Collection Smuggled Out of Nazi Germany Tells Story of Noted German Jewish Scientist’s
Rise to Prominence and His Family’s Struggle to Survive the Holocaust
The Science History Institute has been awarded a $198,454 grant from the Council on Library
and Information Resources (CLIR) for the project Science and Survival: Digitizing the Papers of
Georg and Max Bredig. The Institute’s project was one of only 16 selected from a pool of 151
applicants for CLIR’s Digitizing Hidden Collections grant program funded by the Andrew W.
Unlike many other archival collections of German Jewish scientists that were seized and
destroyed by the Nazis, Georg Bredig’s papers miraculously survived. This award will be used to
catalogue, translate, digitize, and make publicly accessible nearly 3,000 letters, photographs, and
other documents from this newly rediscovered trove of rare historic material as well as the
related war-time papers of Max Bredig, Georg’s son.
Georg Bredig (1868–1944) was a pioneering scientist in the field of physical chemistry who held
important academic positions until his career was ended by the Nazis in 1933. The pre-1933
materials detail Bredig’s early scientific training and his rise to international prominence during
the golden age of German science. The collection contains extensive correspondence with many
Nobel laureates in chemistry and physics, including Svante Arrhenius, Wilhelm Ostwald, Niels
Bohr, Ernst Rutherford, Fritz Haber, Max Planck, Walther Nernst, and Harold Urey.

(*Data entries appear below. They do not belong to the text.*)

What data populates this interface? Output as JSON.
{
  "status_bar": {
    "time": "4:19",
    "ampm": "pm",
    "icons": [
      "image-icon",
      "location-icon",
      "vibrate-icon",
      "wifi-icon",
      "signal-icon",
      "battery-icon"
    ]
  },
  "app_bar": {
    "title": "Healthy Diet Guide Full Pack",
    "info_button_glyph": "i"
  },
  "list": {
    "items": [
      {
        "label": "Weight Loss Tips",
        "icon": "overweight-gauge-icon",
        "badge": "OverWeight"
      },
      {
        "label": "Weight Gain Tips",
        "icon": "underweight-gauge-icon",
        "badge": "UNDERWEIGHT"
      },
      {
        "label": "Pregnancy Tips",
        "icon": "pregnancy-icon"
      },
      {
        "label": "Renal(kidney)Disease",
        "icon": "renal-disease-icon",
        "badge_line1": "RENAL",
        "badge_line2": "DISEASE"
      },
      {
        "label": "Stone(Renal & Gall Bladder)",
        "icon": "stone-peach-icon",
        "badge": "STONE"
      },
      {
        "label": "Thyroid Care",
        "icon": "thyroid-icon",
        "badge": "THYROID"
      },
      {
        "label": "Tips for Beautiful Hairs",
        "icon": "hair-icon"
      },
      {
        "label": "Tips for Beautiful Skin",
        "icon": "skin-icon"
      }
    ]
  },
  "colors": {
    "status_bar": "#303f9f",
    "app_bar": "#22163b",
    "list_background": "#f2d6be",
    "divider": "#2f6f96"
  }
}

For more information about the Science History Institute and this award, please visit: